phrases, sayings, idioms and expressions at

Home | Search the website Search | Discussion Forum Home|

A stitch

Posted by Ward Fredericks on January 10, 2004

In Reply to: A stitch posted by Dr Dolittle on January 10, 2004

: : When I was a kid, I'd often gulp my milk or food down too quickly, which would result in a pain in my tummy that my parents always called a 'stitch'. I was reminded of that tonight, when I ate my pasta too quickly and I got that same tummy pain. I sat back holding my stomach, much to the concern of my partner. So I told him it's OK, it's only a 'stitch' - which is of course a temporary pain that passes. Something I haven't experienced for some years because I've mostly grown out of gulping my food down.

: : So why on earth would a pain in the tummy from eating too much too quickly, be called a 'stitch'? Is this only an Aussie term, or is it commonly used in any English speaking country?

: This phrase has its origins in that well known Weight Watchers proverb 'A stitch in time saves nine' which, as everybody knows, refers to the fact that that pain in the stomach prevents you from overeating and hence accumulating an extra nine pounds of body mass. It's fallen into disuse amongst some populations of English speakers after a spate of deaths occurred when doctors ignorer severe stomach in the belief that they were the result of over indulgence when, in fact, acute appendicitis would have been a more accurate diagnoses. It became an acceptable practise to strike doctors off the medical register for any, and all, such mistakes and they, in turn, impressed on their patients the need to report all stitches as an emergency. Thus, from that time until the present day, most English speakers will reach for the telephone and dial the emergency number if anyone within earshot complains of having a stitch.
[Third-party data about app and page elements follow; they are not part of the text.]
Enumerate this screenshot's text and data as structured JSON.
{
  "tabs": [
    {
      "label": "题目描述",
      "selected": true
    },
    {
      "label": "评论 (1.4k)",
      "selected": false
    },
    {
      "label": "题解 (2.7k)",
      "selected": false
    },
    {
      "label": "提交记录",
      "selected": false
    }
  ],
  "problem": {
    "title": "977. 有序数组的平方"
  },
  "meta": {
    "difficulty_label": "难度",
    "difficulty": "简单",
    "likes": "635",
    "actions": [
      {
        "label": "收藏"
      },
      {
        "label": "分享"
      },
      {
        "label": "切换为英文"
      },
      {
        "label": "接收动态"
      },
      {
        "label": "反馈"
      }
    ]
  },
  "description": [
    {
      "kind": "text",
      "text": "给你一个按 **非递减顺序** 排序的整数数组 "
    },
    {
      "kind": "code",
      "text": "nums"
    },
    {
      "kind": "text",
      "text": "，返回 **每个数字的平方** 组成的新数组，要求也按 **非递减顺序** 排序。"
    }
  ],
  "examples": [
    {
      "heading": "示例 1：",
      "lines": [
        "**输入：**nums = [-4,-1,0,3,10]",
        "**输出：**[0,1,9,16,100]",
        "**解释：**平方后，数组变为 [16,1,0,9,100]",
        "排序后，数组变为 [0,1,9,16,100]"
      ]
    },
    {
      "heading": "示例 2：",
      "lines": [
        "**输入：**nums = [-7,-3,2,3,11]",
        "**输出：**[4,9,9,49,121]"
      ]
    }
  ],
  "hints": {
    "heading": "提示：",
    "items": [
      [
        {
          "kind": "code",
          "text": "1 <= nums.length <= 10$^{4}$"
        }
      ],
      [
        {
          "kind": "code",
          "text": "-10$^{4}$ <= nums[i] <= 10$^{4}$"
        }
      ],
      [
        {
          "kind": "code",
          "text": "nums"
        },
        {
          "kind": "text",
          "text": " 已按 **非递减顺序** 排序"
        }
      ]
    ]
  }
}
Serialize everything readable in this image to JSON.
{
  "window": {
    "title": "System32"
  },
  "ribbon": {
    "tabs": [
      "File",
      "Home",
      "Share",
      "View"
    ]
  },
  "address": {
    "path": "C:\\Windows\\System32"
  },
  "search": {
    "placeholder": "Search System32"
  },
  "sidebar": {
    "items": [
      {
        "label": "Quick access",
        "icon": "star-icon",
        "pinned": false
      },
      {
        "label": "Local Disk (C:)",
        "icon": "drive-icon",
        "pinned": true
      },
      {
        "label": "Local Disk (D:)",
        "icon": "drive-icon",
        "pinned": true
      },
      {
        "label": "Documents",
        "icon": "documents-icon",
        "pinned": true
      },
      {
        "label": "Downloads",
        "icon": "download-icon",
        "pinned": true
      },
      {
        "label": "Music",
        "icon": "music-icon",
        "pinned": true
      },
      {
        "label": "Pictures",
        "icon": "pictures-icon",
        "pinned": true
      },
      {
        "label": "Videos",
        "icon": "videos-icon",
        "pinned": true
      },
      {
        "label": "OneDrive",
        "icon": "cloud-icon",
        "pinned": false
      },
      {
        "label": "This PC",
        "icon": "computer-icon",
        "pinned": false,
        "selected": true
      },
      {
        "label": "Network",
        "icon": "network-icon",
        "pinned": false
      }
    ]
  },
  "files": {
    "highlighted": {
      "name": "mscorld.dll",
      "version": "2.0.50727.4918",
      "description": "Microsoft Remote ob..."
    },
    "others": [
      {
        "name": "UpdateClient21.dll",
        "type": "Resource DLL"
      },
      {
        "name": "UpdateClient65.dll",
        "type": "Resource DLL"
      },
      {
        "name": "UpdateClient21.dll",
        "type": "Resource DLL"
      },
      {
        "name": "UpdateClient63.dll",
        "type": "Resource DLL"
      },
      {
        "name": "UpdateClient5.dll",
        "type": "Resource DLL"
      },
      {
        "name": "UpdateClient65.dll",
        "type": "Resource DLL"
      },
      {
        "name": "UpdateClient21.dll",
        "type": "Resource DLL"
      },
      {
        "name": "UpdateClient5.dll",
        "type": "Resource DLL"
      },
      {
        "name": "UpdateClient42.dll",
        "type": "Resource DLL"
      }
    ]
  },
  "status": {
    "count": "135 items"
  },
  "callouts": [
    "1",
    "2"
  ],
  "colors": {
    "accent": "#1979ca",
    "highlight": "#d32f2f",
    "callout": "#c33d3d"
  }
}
:::In the States, the use of the term is now more related to exercising, and a marathon runner will get a stich in the side. This sharp pain while running is presumably caused by a muscle spasm in the diaphram, likely the result of inadequate oxygen getting to the muscle. In Goddess case, it may have been the result of inadequate breathing while eating too fast.
Runners here complain about stiches, and try to adjust their breathing to lessen the pain. My mom
told me to chew my food 28 times and not to eat too fast or I would get a stich in my tummy --- and that was 55 years ago! So the term was used in the US as well.